- How to complete this task:
Since pictures are not wanted in the copy, output only the rest of each record exactly.

(Excerpts from an interface dataset)
=-=-=-=-=
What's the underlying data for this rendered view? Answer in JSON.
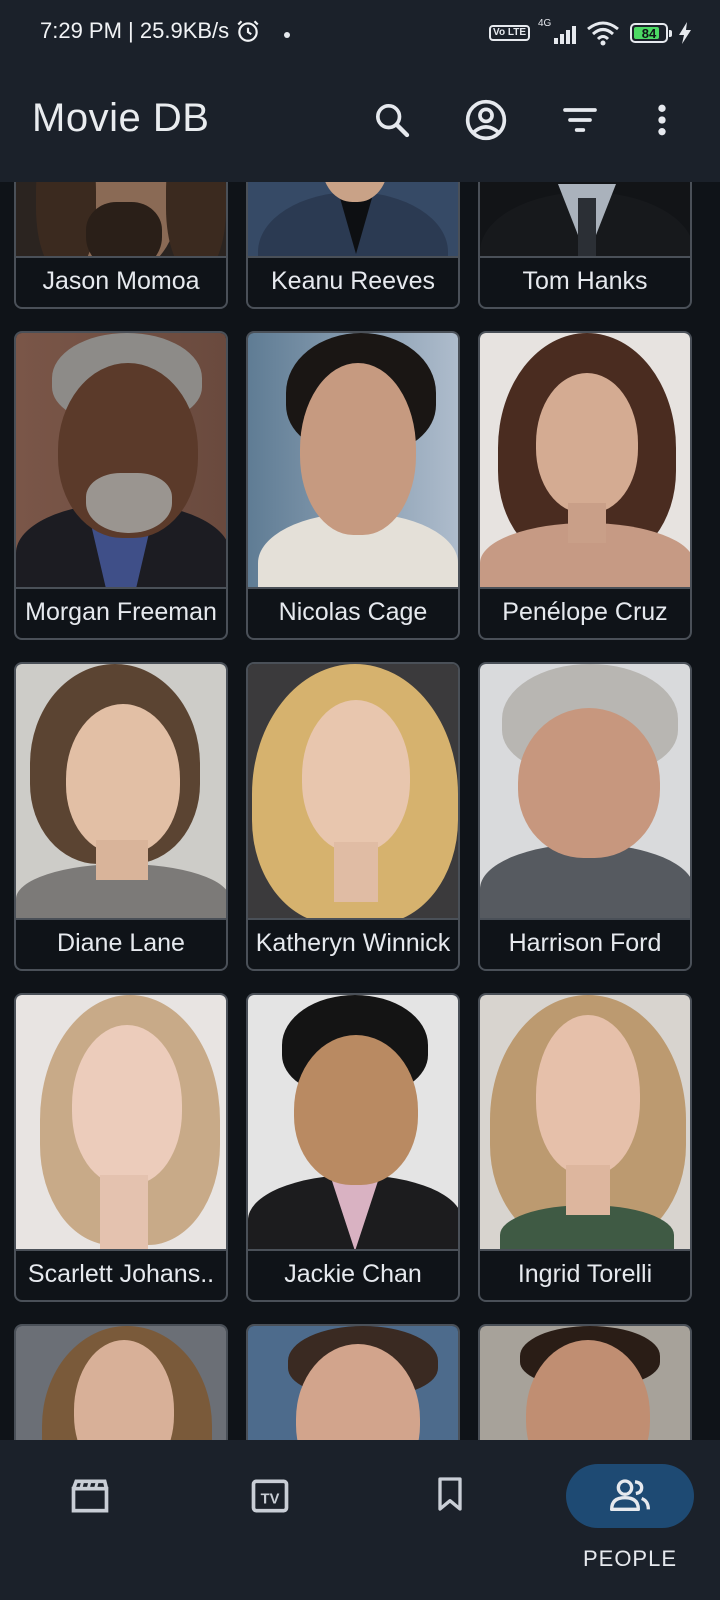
{
  "status_bar": {
    "time_speed": "7:29 PM | 25.9KB/s",
    "network": "4G",
    "volte": "Vo LTE",
    "battery_level": 84,
    "battery_text": "84"
  },
  "app_bar": {
    "title": "Movie DB",
    "actions": [
      "search-icon",
      "account-icon",
      "filter-icon",
      "more-vert-icon"
    ]
  },
  "people": [
    {
      "name": "Jason Momoa"
    },
    {
      "name": "Keanu Reeves"
    },
    {
      "name": "Tom Hanks"
    },
    {
      "name": "Morgan Freeman"
    },
    {
      "name": "Nicolas Cage"
    },
    {
      "name": "Penélope Cruz"
    },
    {
      "name": "Diane Lane"
    },
    {
      "name": "Katheryn Winnick"
    },
    {
      "name": "Harrison Ford"
    },
    {
      "name": "Scarlett Johans.."
    },
    {
      "name": "Jackie Chan"
    },
    {
      "name": "Ingrid Torelli"
    },
    {
      "name": ""
    },
    {
      "name": ""
    },
    {
      "name": ""
    }
  ],
  "bottom_nav": {
    "items": [
      {
        "icon": "movie-clapper-icon",
        "label": ""
      },
      {
        "icon": "tv-icon",
        "label": ""
      },
      {
        "icon": "bookmark-icon",
        "label": ""
      },
      {
        "icon": "people-icon",
        "label": "PEOPLE"
      }
    ],
    "selected_index": 3,
    "selected_color": "#1e4a73"
  },
  "colors": {
    "background": "#0f1318",
    "app_bar": "#1b212a",
    "card_border": "#4a5058",
    "text": "#e6e9ee"
  }
}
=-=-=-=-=
- Output of the exercise:
What's the underlying data for this rendered view? Answer in JSON.
{
  "status_bar": {
    "time_speed": "7:29 PM | 25.9KB/s",
    "network": "4G",
    "volte": "Vo LTE",
    "battery_level": 84,
    "battery_text": "84"
  },
  "app_bar": {
    "title": "Movie DB",
    "actions": [
      "search-icon",
      "account-icon",
      "filter-icon",
      "more-vert-icon"
    ]
  },
  "people": [
    {
      "name": "Jason Momoa"
    },
    {
      "name": "Keanu Reeves"
    },
    {
      "name": "Tom Hanks"
    },
    {
      "name": "Morgan Freeman"
    },
    {
      "name": "Nicolas Cage"
    },
    {
      "name": "Penélope Cruz"
    },
    {
      "name": "Diane Lane"
    },
    {
      "name": "Katheryn Winnick"
    },
    {
      "name": "Harrison Ford"
    },
    {
      "name": "Scarlett Johans.."
    },
    {
      "name": "Jackie Chan"
    },
    {
      "name": "Ingrid Torelli"
    },
    {
      "name": ""
    },
    {
      "name": ""
    },
    {
      "name": ""
    }
  ],
  "bottom_nav": {
    "items": [
      {
        "icon": "movie-clapper-icon",
        "label": ""
      },
      {
        "icon": "tv-icon",
        "label": ""
      },
      {
        "icon": "bookmark-icon",
        "label": ""
      },
      {
        "icon": "people-icon",
        "label": "PEOPLE"
      }
    ],
    "selected_index": 3,
    "selected_color": "#1e4a73"
  },
  "colors": {
    "background": "#0f1318",
    "app_bar": "#1b212a",
    "card_border": "#4a5058",
    "text": "#e6e9ee"
  }
}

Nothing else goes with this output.